WHAT TO PRODUCE:
Across the records that follow, give the number of lines containing the word "color" and nothing else.
BEGIN PROVIDED RECORDS
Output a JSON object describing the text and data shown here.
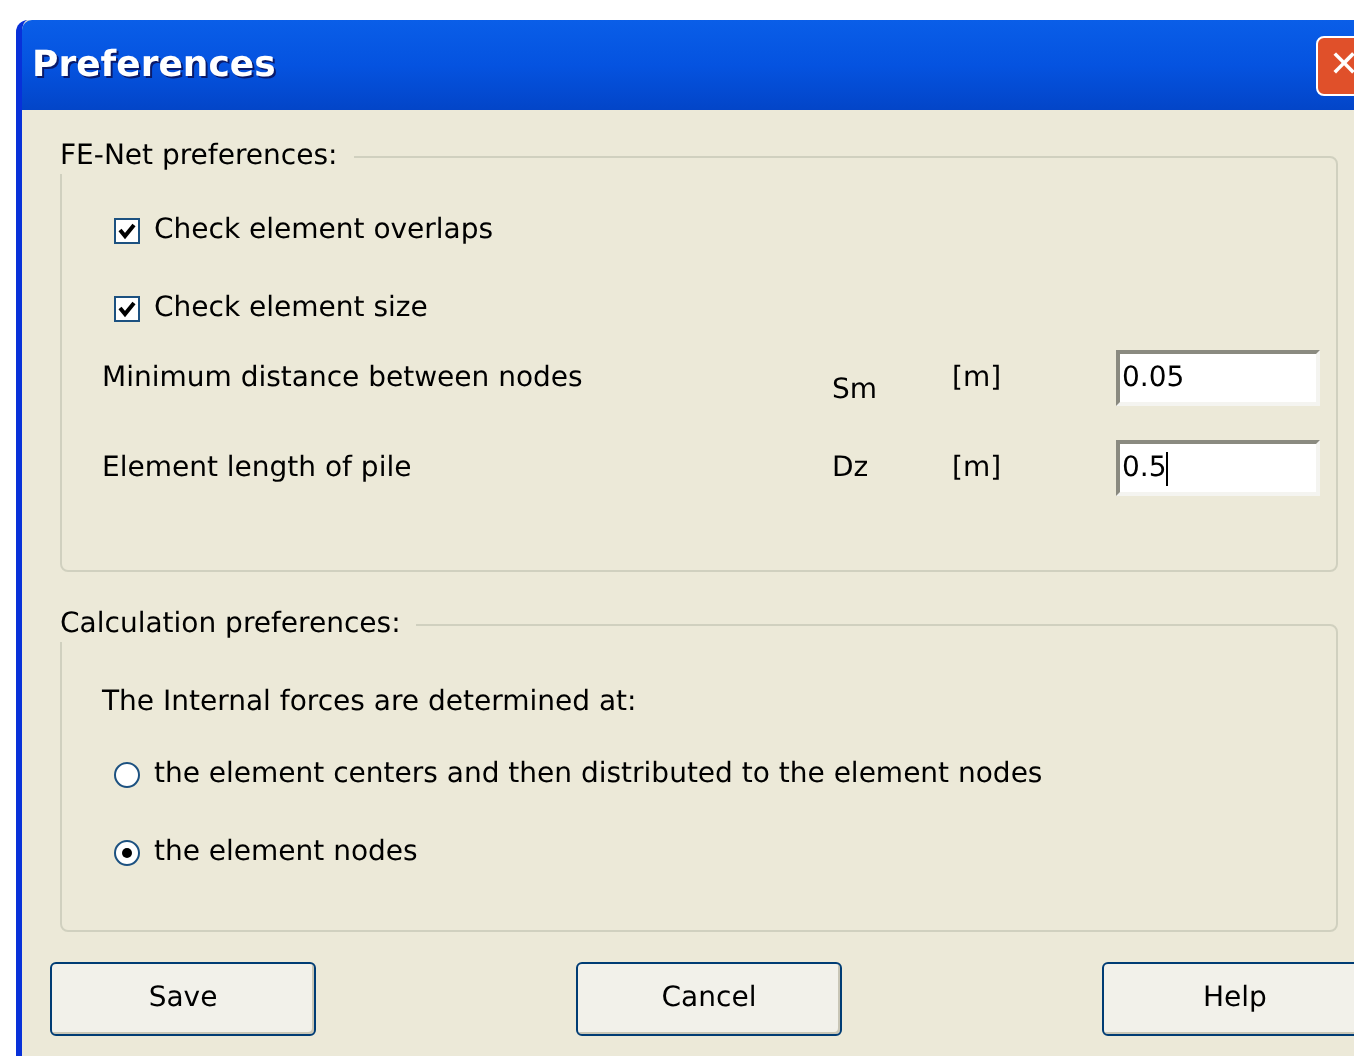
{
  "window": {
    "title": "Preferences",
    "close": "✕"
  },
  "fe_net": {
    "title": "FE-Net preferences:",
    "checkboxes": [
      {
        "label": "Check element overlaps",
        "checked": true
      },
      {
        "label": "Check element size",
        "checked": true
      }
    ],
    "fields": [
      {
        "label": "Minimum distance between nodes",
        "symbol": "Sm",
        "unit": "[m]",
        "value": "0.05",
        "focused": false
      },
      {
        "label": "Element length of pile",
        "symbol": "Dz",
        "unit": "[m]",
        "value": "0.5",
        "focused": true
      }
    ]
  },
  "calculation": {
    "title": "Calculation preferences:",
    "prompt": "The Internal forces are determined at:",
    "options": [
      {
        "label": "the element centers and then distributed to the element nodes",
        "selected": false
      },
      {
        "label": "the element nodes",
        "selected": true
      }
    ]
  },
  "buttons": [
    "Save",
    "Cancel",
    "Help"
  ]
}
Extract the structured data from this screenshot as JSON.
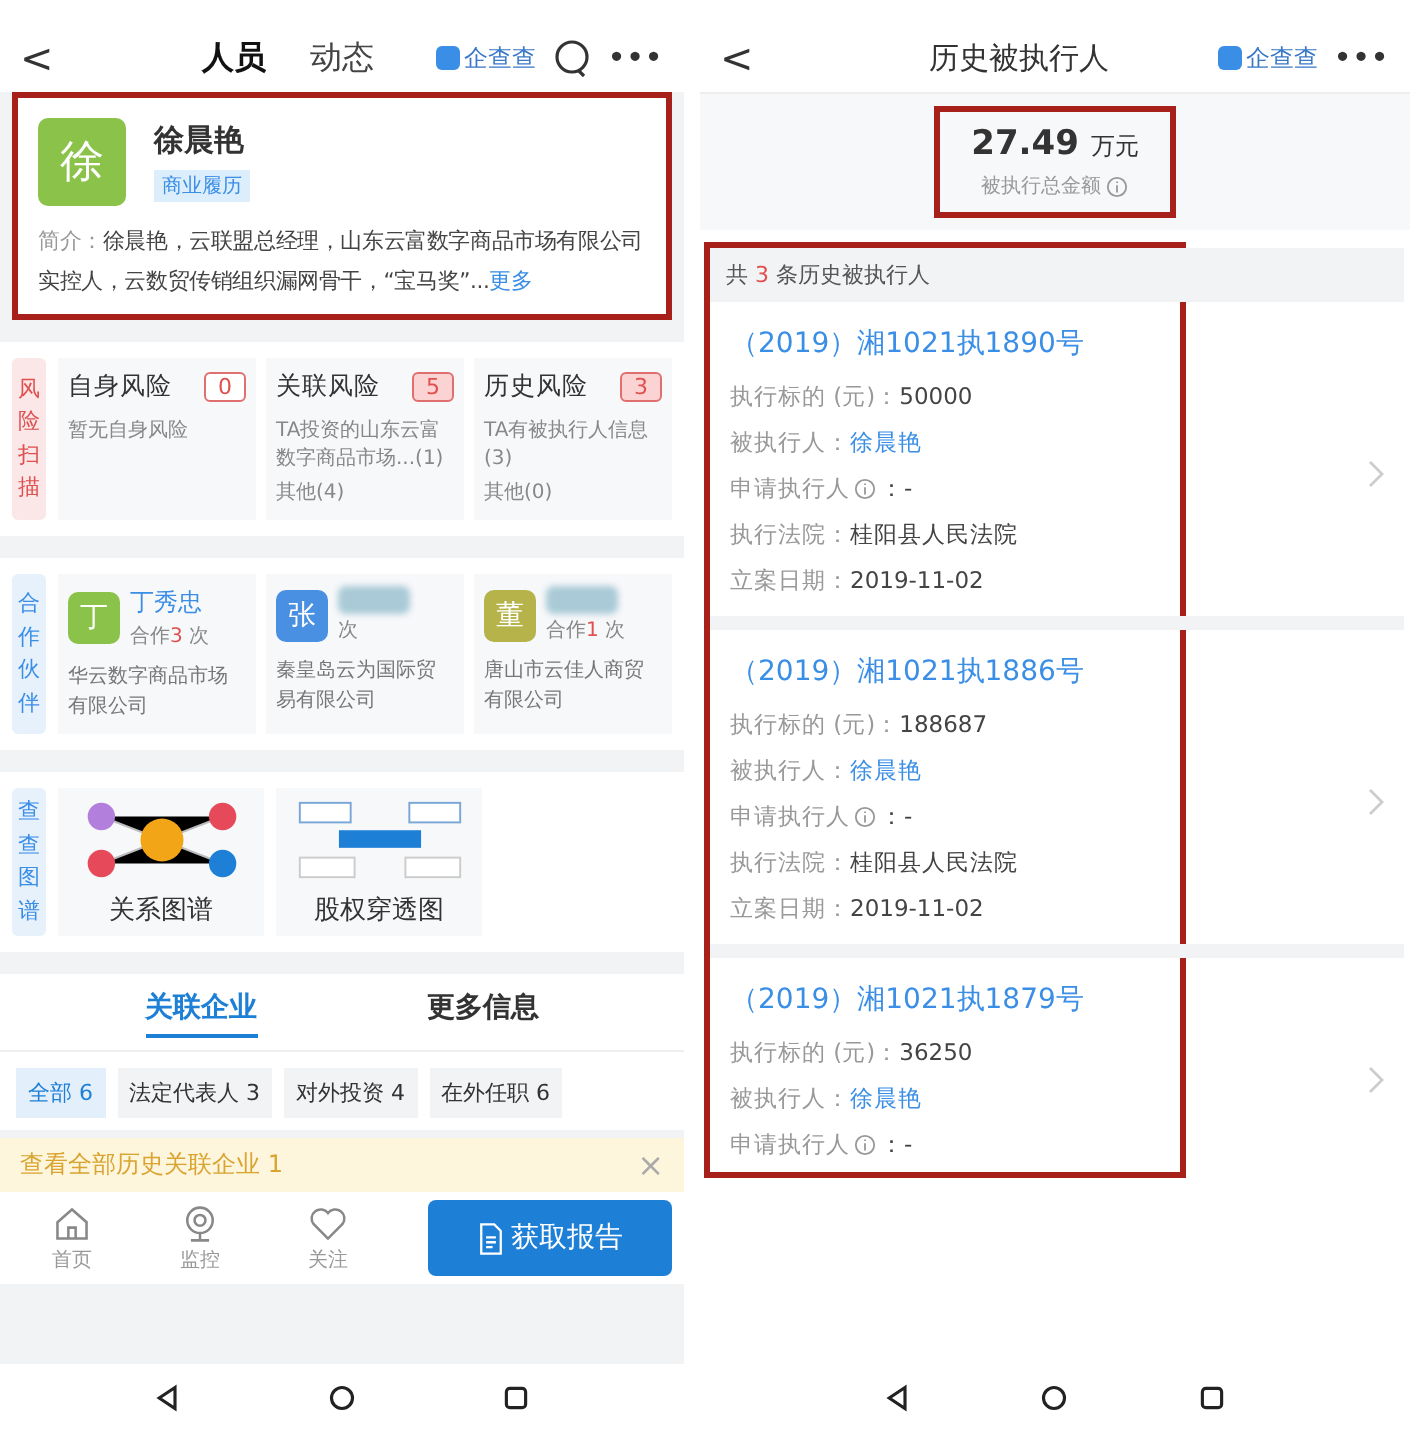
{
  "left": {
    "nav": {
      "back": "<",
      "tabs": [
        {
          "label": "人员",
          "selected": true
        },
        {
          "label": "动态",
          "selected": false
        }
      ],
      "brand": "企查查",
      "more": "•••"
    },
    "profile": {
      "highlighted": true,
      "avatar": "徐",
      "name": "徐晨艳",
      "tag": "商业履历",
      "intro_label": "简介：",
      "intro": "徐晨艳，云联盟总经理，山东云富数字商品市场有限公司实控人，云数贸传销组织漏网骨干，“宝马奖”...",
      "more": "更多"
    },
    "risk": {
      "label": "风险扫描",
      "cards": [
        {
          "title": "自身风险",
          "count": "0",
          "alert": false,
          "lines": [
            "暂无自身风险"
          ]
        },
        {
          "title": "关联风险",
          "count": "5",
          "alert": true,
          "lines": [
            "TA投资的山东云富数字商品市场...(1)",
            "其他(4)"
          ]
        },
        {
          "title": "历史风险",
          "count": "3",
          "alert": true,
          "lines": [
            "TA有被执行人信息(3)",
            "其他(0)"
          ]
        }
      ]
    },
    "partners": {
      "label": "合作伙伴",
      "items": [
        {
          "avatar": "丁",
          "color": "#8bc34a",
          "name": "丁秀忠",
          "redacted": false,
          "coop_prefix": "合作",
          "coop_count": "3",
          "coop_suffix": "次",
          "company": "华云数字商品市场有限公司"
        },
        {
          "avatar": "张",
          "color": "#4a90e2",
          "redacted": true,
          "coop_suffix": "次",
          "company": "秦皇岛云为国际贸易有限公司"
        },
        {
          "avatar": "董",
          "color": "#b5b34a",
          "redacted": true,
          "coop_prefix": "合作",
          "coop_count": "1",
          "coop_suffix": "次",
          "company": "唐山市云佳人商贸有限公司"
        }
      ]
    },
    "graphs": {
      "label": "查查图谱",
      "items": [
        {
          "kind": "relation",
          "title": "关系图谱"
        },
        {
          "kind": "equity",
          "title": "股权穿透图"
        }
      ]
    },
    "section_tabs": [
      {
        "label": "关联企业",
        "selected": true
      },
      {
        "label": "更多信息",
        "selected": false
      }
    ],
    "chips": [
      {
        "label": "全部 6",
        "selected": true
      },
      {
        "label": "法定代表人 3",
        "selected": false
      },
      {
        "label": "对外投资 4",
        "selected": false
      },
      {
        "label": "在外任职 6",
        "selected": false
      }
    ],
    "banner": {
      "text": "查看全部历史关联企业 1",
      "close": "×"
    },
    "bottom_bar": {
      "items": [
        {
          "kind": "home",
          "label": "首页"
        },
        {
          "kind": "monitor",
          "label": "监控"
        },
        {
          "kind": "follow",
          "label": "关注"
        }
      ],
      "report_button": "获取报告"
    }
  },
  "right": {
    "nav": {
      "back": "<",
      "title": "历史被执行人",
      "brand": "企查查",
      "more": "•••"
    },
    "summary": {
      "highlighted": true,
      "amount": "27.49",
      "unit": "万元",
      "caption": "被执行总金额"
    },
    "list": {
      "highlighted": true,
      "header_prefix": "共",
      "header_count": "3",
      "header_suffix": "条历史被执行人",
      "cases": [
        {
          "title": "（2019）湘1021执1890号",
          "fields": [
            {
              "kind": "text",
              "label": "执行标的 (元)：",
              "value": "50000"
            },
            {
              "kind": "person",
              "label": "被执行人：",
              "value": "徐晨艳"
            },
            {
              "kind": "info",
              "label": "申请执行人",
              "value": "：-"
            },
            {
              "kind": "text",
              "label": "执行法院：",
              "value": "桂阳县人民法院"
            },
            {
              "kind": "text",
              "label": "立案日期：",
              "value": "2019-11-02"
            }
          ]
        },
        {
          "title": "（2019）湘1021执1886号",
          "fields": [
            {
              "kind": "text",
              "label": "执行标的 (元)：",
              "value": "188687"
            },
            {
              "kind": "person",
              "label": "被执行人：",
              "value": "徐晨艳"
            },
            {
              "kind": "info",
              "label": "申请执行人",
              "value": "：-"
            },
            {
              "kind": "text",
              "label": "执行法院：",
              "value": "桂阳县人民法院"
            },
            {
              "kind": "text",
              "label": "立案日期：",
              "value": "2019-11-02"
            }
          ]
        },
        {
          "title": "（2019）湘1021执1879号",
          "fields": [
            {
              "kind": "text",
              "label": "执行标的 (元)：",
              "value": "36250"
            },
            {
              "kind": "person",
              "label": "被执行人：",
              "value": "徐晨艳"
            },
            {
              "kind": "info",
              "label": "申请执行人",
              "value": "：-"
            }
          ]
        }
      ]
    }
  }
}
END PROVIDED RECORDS
WRITTEN RESPONSE:
3